Whining is an art form in our society. We complain about the winter weather: “Oh my gosh, it’s so cold. When will it ever stop?” Two months later, we grumble, “Oh my gosh, it’s so hot and humid. When will it ever stop?” We whine when trains and buses are late. We moan that people are rude, that the stock market hasn’t done well, and that the grocery store is out of our favorite item. I once heard a woman at Whole Foods complaining to the manager that they were out of her soy milk substitute. First of all, what is soy milk substitute? And second, why would anyone want one, much less have a favorite?
We tend to believe that life comes with a warranty that promises things will always be easy, fun and painless. And when they aren’t, we complain incessantly. The truth is that there are no guarantees in life. I recently saw a sign online that said it best. “Life*” was at the top, and the fine print beneath read: “*Available for a limited time only, limit one per customer, subject to change without notice, provided ‘as is’ without any warranties, your mileage may vary.”
We waste so much time complaining about the superficial things that we lose precious seconds, hours, days, even years. As the Jewish prayer says, “Days pass and years vanish and we walk sightless among miracles.” We must be grateful in the good times and the bad, for, in the end, it’s still life.
The warning “life is short” is often greeted by eye rolls and shrugs. Yes, we’ve all heard this saying many times, and that’s part of the problem. We’ve heard it so much that we have become immune to the urgency in those three short words.
We don’t know what is going to happen from one day to the next. We don’t know if we will be given tomorrow—or even the rest of today. Just look at the headlines: random shootings, suicide bombers, hurricanes and forest fires, an opioid epidemic, soaring cancer statistics.
Life is short.
It is also sacred.
The Psalmists offered this wisdom: “You created my inmost being; you knit me together in my mother’s womb . . . I am fearfully and wonderfully made” (Psalm 139:13-14). Life is the greatest, most sacred gift we have. Sure, you may think that the inclement weather or the bus being late or the store being out of your soy milk substitute is important, but if you didn’t wake up this morning, then what difference would it make?
Life is short.
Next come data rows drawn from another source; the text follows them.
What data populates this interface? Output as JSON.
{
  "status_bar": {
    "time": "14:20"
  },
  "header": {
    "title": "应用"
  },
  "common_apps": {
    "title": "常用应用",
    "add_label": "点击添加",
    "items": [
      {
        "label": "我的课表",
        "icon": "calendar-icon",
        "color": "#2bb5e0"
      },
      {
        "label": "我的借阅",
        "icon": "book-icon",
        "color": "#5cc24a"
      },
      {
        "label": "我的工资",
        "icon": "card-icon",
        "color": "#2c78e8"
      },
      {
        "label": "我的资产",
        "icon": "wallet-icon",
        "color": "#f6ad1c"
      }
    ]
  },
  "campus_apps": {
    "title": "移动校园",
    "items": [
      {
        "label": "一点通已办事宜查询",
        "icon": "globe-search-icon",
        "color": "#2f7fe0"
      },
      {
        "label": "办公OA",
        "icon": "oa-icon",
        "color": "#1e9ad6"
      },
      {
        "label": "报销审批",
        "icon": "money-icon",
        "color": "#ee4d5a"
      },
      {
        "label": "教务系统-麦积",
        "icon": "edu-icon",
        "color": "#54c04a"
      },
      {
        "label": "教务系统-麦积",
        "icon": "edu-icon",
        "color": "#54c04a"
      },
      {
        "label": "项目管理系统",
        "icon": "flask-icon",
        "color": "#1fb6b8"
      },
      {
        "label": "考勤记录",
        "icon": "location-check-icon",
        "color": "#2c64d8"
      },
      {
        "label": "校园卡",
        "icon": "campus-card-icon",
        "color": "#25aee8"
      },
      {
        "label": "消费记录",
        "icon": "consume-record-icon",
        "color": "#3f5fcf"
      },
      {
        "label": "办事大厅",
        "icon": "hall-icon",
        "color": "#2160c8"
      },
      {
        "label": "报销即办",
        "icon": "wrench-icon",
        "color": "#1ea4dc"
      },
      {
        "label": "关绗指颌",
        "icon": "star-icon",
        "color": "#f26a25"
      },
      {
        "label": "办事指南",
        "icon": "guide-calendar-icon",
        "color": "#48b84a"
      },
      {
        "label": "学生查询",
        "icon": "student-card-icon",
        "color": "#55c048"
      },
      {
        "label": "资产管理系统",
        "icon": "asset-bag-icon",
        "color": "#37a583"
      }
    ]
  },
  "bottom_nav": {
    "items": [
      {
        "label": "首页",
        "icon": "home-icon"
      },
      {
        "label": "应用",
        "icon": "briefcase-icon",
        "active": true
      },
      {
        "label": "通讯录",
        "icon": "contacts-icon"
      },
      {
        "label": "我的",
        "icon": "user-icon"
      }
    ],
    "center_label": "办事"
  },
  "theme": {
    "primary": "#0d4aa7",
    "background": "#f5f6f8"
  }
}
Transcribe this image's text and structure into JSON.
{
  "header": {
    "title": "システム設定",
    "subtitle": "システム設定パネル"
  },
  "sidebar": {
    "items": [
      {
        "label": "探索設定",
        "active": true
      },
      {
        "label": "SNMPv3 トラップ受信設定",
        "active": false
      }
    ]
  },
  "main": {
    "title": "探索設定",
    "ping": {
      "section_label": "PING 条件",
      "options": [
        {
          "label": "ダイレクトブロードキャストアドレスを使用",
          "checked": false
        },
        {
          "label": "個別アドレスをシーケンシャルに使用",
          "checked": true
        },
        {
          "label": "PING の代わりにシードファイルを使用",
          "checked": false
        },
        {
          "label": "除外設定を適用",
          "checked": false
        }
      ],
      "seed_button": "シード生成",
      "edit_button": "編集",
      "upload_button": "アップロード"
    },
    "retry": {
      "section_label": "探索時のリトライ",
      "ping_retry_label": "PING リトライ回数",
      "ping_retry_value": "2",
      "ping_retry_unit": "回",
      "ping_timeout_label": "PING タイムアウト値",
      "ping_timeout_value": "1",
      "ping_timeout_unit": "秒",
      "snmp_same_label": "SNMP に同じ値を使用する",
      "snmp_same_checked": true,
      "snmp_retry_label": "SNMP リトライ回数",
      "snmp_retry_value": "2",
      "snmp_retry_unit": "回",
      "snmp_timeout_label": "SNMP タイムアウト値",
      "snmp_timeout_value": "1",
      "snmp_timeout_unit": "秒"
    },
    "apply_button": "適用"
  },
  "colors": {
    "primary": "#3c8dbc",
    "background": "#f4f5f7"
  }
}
Life is sacred. And because of that it should be celebrated in the good times and the bad. No matter where you find yourself—in the long line at the DMV, in the dentist chair or in the chemo room—it’s still life, and there is joy to be found in the simple taking of a breath and acknowledging the gift of the moment.
The author Elisabeth Kübler-Ross wrote, “People are like stained glass windows. They sparkle and shine when the sun is out, but when the darkness sets in, their true beauty is revealed only if there is a light from within.” Find that light. Strive to be grateful in all circumstances. Use your gratitude to inspire and lift up others who are mired in difficulty. We are not guaranteed that life will be easy or fun or painless. Yet even in the pain, we can be grateful for the profound gift of being alive.
And, if you find yourself struggling, use these few words as your mantra: “It’s still sacred. It’s still a gift. It’s still life.”
— — A trial lawyer turned stand-up comedian and Baptist minister, Rev. Susan Sparks is a nationally known speaker, preacher and author specializing in the healing power of humor. Contact her through her website, www.SusanSparks.com.